Dataset entries
★ ★ ★ ★ ★ ★ ★

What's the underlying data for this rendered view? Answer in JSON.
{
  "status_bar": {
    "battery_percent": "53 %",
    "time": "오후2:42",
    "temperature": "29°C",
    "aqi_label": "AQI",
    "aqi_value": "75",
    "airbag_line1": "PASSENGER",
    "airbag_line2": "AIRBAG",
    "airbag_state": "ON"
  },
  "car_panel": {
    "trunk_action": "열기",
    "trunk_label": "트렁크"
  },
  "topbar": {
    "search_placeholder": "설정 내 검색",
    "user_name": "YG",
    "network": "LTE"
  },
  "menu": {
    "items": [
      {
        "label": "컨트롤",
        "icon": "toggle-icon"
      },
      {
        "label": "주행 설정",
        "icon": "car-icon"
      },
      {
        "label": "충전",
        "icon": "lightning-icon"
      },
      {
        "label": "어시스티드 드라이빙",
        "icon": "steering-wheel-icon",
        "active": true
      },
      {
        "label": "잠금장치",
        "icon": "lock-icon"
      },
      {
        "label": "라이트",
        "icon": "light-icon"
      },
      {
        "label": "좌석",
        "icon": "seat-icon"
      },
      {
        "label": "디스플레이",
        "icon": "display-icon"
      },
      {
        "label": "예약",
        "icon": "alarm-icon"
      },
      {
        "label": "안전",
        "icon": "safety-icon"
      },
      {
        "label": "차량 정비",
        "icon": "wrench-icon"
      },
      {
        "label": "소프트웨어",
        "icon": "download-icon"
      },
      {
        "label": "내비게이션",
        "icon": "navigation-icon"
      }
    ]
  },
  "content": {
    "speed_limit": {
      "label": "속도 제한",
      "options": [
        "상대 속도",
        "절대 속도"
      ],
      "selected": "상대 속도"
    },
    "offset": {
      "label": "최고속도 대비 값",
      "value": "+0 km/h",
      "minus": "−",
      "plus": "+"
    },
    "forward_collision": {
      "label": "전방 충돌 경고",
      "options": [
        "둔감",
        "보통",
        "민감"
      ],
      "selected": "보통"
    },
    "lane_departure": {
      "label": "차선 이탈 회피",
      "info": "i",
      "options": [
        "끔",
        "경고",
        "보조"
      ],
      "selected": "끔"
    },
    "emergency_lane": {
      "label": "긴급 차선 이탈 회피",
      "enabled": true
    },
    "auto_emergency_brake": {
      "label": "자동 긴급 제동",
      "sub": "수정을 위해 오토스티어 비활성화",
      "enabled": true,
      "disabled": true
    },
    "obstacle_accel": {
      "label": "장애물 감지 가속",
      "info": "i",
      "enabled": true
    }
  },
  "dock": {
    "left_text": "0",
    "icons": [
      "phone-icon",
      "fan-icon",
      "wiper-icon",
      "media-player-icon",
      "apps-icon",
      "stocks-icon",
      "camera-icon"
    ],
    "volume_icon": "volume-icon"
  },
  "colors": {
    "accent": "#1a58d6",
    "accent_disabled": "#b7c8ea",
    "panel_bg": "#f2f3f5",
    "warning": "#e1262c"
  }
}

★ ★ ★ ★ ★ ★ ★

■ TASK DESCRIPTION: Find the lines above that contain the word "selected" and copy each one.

■ WRITTEN RESPONSE:
      "selected": "상대 속도"
      "selected": "보통"
      "selected": "끔"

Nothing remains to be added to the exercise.